*** Information Section Begins ***

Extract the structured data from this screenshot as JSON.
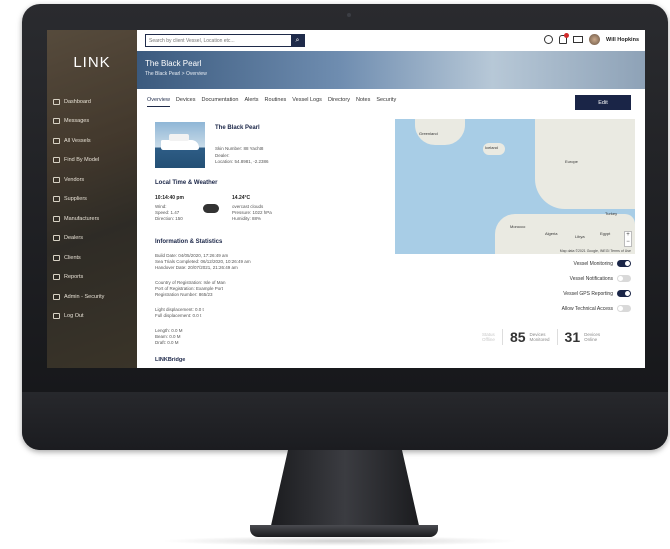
{
  "app": {
    "logo": "LINK"
  },
  "sidebar": {
    "items": [
      {
        "label": "Dashboard"
      },
      {
        "label": "Messages"
      },
      {
        "label": "All Vessels"
      },
      {
        "label": "Find By Model"
      },
      {
        "label": "Vendors"
      },
      {
        "label": "Suppliers"
      },
      {
        "label": "Manufacturers"
      },
      {
        "label": "Dealers"
      },
      {
        "label": "Clients"
      },
      {
        "label": "Reports"
      },
      {
        "label": "Admin - Security"
      },
      {
        "label": "Log Out"
      }
    ]
  },
  "topbar": {
    "search_placeholder": "Search by client Vessel, Location etc...",
    "user_name": "Will Hopkins"
  },
  "banner": {
    "title": "The Black Pearl",
    "breadcrumb": "The Black Pearl > Overview"
  },
  "tabs": [
    "Overview",
    "Devices",
    "Documentation",
    "Alerts",
    "Routines",
    "Vessel Logs",
    "Directory",
    "Notes",
    "Security"
  ],
  "edit_label": "Edit",
  "vessel": {
    "name": "The Black Pearl",
    "skin_number": "Skin Number: 88 Yacht8",
    "dealer": "Dealer:",
    "location": "Location: 54.8981, -2.2386"
  },
  "weather": {
    "heading": "Local Time & Weather",
    "time": "10:14:40 pm",
    "temp": "14.24°C",
    "wind": "Wind:",
    "speed": "Speed: 1.47",
    "direction": "Direction: 150",
    "conditions": "overcast clouds",
    "pressure": "Pressure: 1022 hPa",
    "humidity": "Humidity: 88%"
  },
  "info": {
    "heading": "Information & Statistics",
    "build_date": "Build Date: 04/05/2020, 17:26:49 am",
    "sea_trials": "Sea Trials Completed: 06/12/2020, 10:26:49 am",
    "handover": "Handover Date: 20/07/2021, 21:26:49 am",
    "country": "Country of Registration: Isle of Man",
    "port": "Port of Registration: Example Port",
    "reg_number": "Registration Number: 865/23",
    "light_disp": "Light displacement: 0.0 t",
    "full_disp": "Full displacement: 0.0 t",
    "length": "Length: 0.0 M",
    "beam": "Beam: 0.0 M",
    "draft": "Draft: 0.0 M",
    "linkbridge": "LINKBridge"
  },
  "map": {
    "labels": [
      "Greenland",
      "Iceland",
      "Europe",
      "Morocco",
      "Algeria",
      "Libya",
      "Egypt",
      "Turkey"
    ],
    "attribution": "Map data ©2021 Google, INEGI  Terms of Use"
  },
  "toggles": [
    {
      "label": "Vessel Monitoring",
      "on": true
    },
    {
      "label": "Vessel Notifications",
      "on": false
    },
    {
      "label": "Vessel GPS Reporting",
      "on": true
    },
    {
      "label": "Allow Technical Access",
      "on": false
    }
  ],
  "stats": {
    "status_label": "Status",
    "status_value": "Offline",
    "monitored_num": "85",
    "monitored_l1": "Devices",
    "monitored_l2": "Monitored",
    "online_num": "31",
    "online_l1": "Devices",
    "online_l2": "Online"
  },
  "colors": {
    "primary": "#1a2547",
    "accent_badge": "#d12b2b"
  }
}
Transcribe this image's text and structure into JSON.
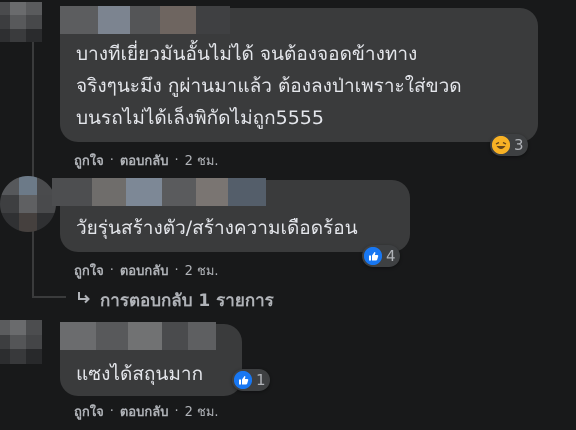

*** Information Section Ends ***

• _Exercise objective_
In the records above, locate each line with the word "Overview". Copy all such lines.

• _Task solution_
    "breadcrumb": "The Black Pearl > Overview"
    "Overview",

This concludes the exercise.